▸ The problem: While copying the entries exactly, leave out each picture they contain.

*** Records to use Section Begins ***

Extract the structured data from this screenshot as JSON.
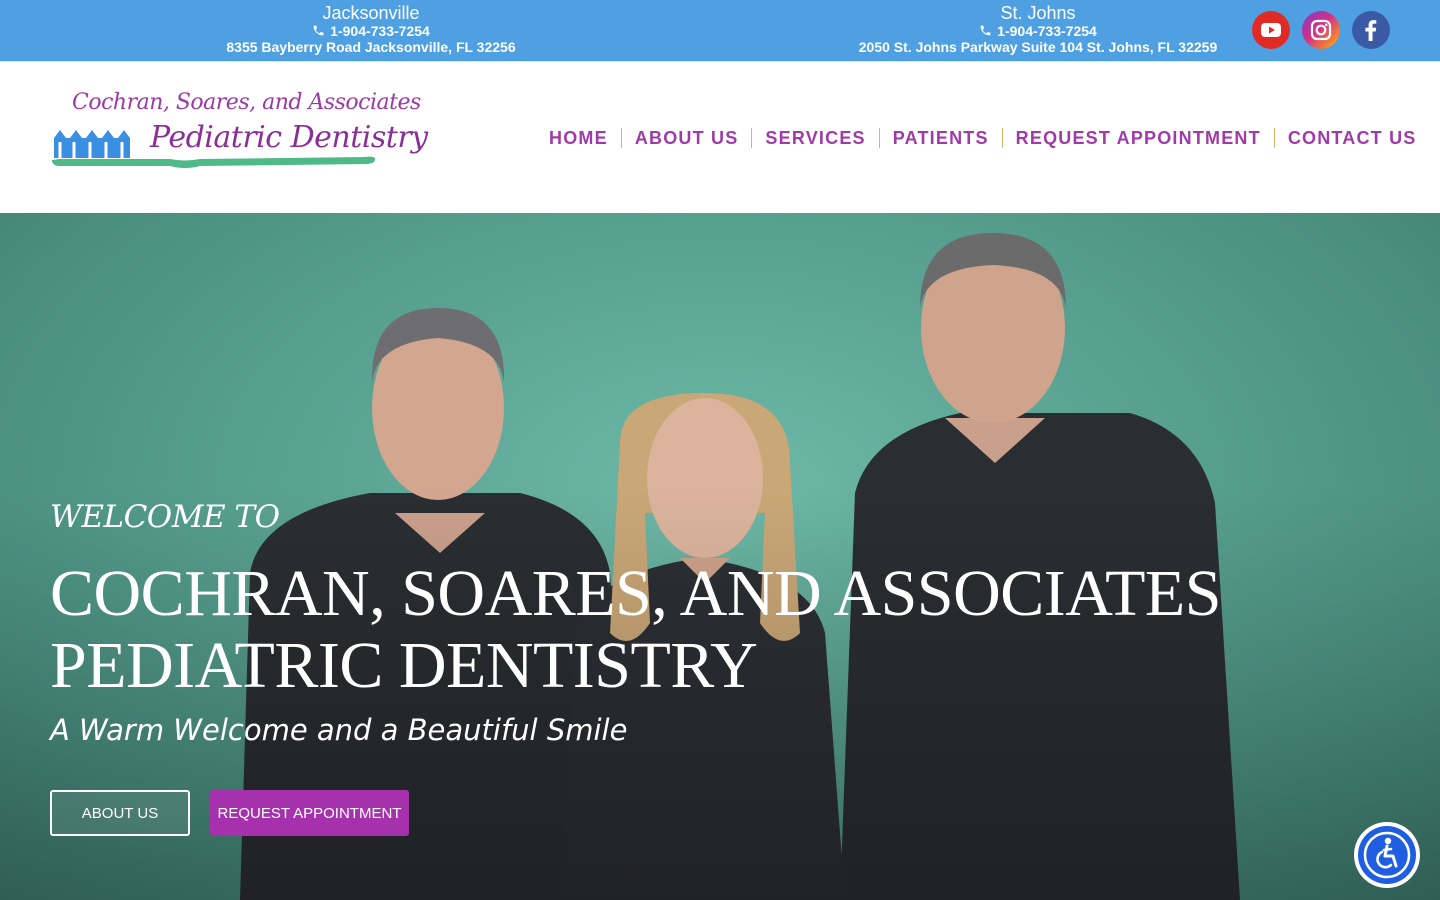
{
  "topbar": {
    "locations": [
      {
        "city": "Jacksonville",
        "phone": "1-904-733-7254",
        "address": "8355 Bayberry Road Jacksonville, FL 32256"
      },
      {
        "city": "St. Johns",
        "phone": "1-904-733-7254",
        "address": "2050 St. Johns Parkway Suite 104 St. Johns, FL 32259"
      }
    ],
    "social": [
      "youtube-icon",
      "instagram-icon",
      "facebook-icon"
    ]
  },
  "logo": {
    "line1": "Cochran, Soares, and Associates",
    "line2": "Pediatric Dentistry"
  },
  "nav": {
    "items": [
      {
        "label": "HOME"
      },
      {
        "label": "ABOUT US"
      },
      {
        "label": "SERVICES"
      },
      {
        "label": "PATIENTS"
      },
      {
        "label": "REQUEST APPOINTMENT"
      },
      {
        "label": "CONTACT US"
      }
    ]
  },
  "hero": {
    "welcome": "WELCOME TO",
    "title": "COCHRAN, SOARES, AND ASSOCIATES PEDIATRIC DENTISTRY",
    "tagline": "A Warm Welcome and a Beautiful Smile",
    "buttons": {
      "about": "ABOUT US",
      "request": "REQUEST APPOINTMENT"
    }
  },
  "colors": {
    "topbar": "#4f9fe3",
    "brand_purple": "#a03aa8",
    "button_purple": "#a531ad",
    "hero_teal": "#5aa392",
    "accessibility_blue": "#1f5ee0"
  },
  "accessibility": {
    "icon": "accessibility-icon"
  }
}
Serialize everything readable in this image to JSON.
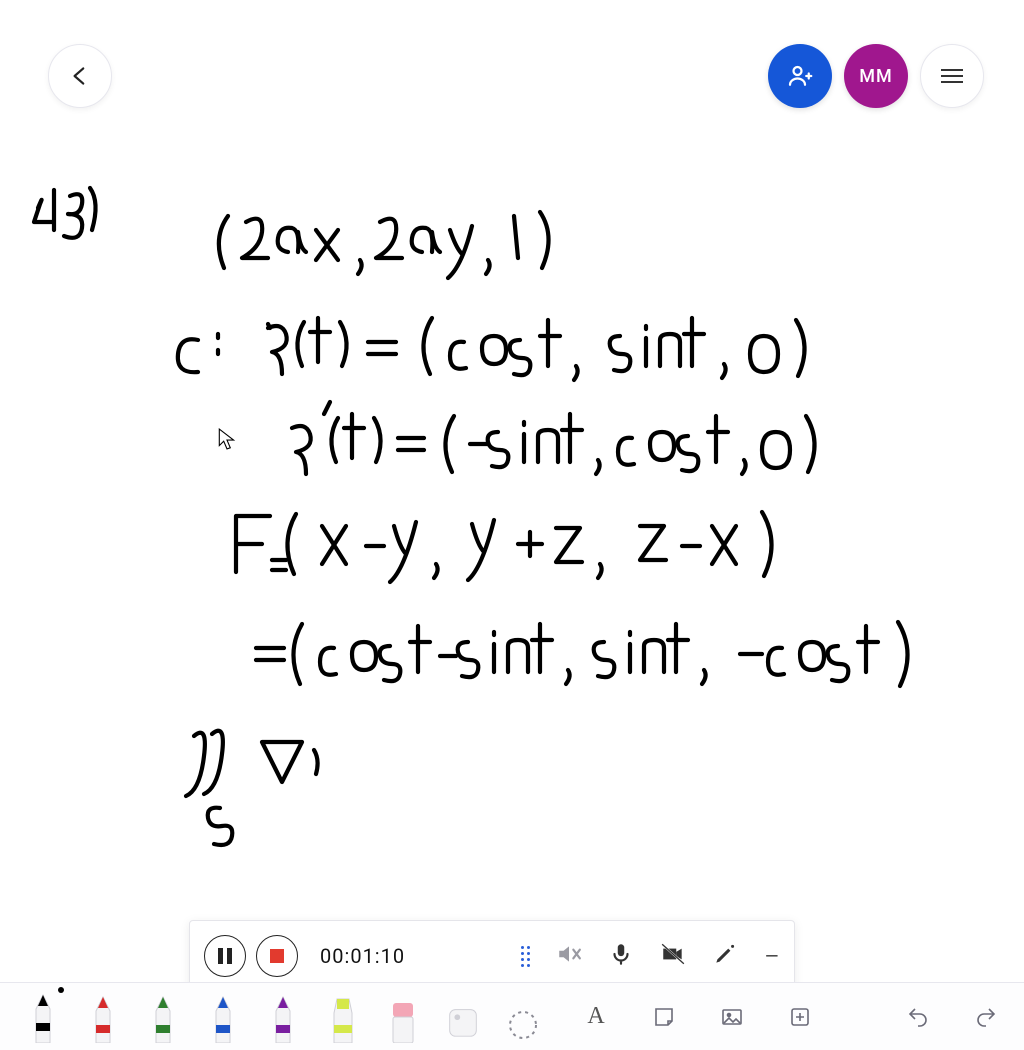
{
  "header": {
    "back_label": "Back",
    "add_person_label": "Add collaborator",
    "avatar_initials": "MM",
    "menu_label": "Menu"
  },
  "handwriting_lines": [
    "43)",
    "(2ax , 2ay , 1)",
    "C: γ(t) = (cos t, sin t, 0)",
    "γ'(t) = (−sin t, cos t, 0)",
    "F = (x − y, y + z, z − x)",
    "= (cos t − sin t, sin t, −cos t)",
    "∬_S ∇×"
  ],
  "recording": {
    "pause_label": "Pause",
    "stop_label": "Stop",
    "elapsed": "00:01:10",
    "mute_label": "Muted",
    "mic_label": "Microphone",
    "camera_off_label": "Camera off",
    "pointer_label": "Laser pointer",
    "minimize_label": "−"
  },
  "tools": {
    "pens": [
      {
        "color": "#000000",
        "selected": true
      },
      {
        "color": "#d62b2b",
        "selected": false
      },
      {
        "color": "#2f7f2f",
        "selected": false
      },
      {
        "color": "#1e55c7",
        "selected": false
      },
      {
        "color": "#7a1fa0",
        "selected": false
      }
    ],
    "highlighter_color": "#d5e84a",
    "text_label": "A",
    "eraser_label": "Eraser",
    "lasso_label": "Lasso",
    "shapes_label": "Shapes",
    "image_label": "Insert image",
    "add_label": "Add",
    "undo_label": "Undo",
    "redo_label": "Redo"
  }
}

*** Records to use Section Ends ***

▸ Written reply:
Extract the structured data from this screenshot as JSON.
{
  "topbar": {
    "locations": [
      {
        "city": "Jacksonville",
        "phone": "1-904-733-7254",
        "address": "8355 Bayberry Road Jacksonville, FL 32256"
      },
      {
        "city": "St. Johns",
        "phone": "1-904-733-7254",
        "address": "2050 St. Johns Parkway Suite 104 St. Johns, FL 32259"
      }
    ],
    "social": [
      "youtube-icon",
      "instagram-icon",
      "facebook-icon"
    ]
  },
  "logo": {
    "line1": "Cochran, Soares, and Associates",
    "line2": "Pediatric Dentistry"
  },
  "nav": {
    "items": [
      {
        "label": "HOME"
      },
      {
        "label": "ABOUT US"
      },
      {
        "label": "SERVICES"
      },
      {
        "label": "PATIENTS"
      },
      {
        "label": "REQUEST APPOINTMENT"
      },
      {
        "label": "CONTACT US"
      }
    ]
  },
  "hero": {
    "welcome": "WELCOME TO",
    "title": "COCHRAN, SOARES, AND ASSOCIATES PEDIATRIC DENTISTRY",
    "tagline": "A Warm Welcome and a Beautiful Smile",
    "buttons": {
      "about": "ABOUT US",
      "request": "REQUEST APPOINTMENT"
    }
  },
  "colors": {
    "topbar": "#4f9fe3",
    "brand_purple": "#a03aa8",
    "button_purple": "#a531ad",
    "hero_teal": "#5aa392",
    "accessibility_blue": "#1f5ee0"
  },
  "accessibility": {
    "icon": "accessibility-icon"
  }
}
Serialize everything readable in this image to JSON.
{
  "header": {
    "back_label": "Back",
    "add_person_label": "Add collaborator",
    "avatar_initials": "MM",
    "menu_label": "Menu"
  },
  "handwriting_lines": [
    "43)",
    "(2ax , 2ay , 1)",
    "C: γ(t) = (cos t, sin t, 0)",
    "γ'(t) = (−sin t, cos t, 0)",
    "F = (x − y, y + z, z − x)",
    "= (cos t − sin t, sin t, −cos t)",
    "∬_S ∇×"
  ],
  "recording": {
    "pause_label": "Pause",
    "stop_label": "Stop",
    "elapsed": "00:01:10",
    "mute_label": "Muted",
    "mic_label": "Microphone",
    "camera_off_label": "Camera off",
    "pointer_label": "Laser pointer",
    "minimize_label": "−"
  },
  "tools": {
    "pens": [
      {
        "color": "#000000",
        "selected": true
      },
      {
        "color": "#d62b2b",
        "selected": false
      },
      {
        "color": "#2f7f2f",
        "selected": false
      },
      {
        "color": "#1e55c7",
        "selected": false
      },
      {
        "color": "#7a1fa0",
        "selected": false
      }
    ],
    "highlighter_color": "#d5e84a",
    "text_label": "A",
    "eraser_label": "Eraser",
    "lasso_label": "Lasso",
    "shapes_label": "Shapes",
    "image_label": "Insert image",
    "add_label": "Add",
    "undo_label": "Undo",
    "redo_label": "Redo"
  }
}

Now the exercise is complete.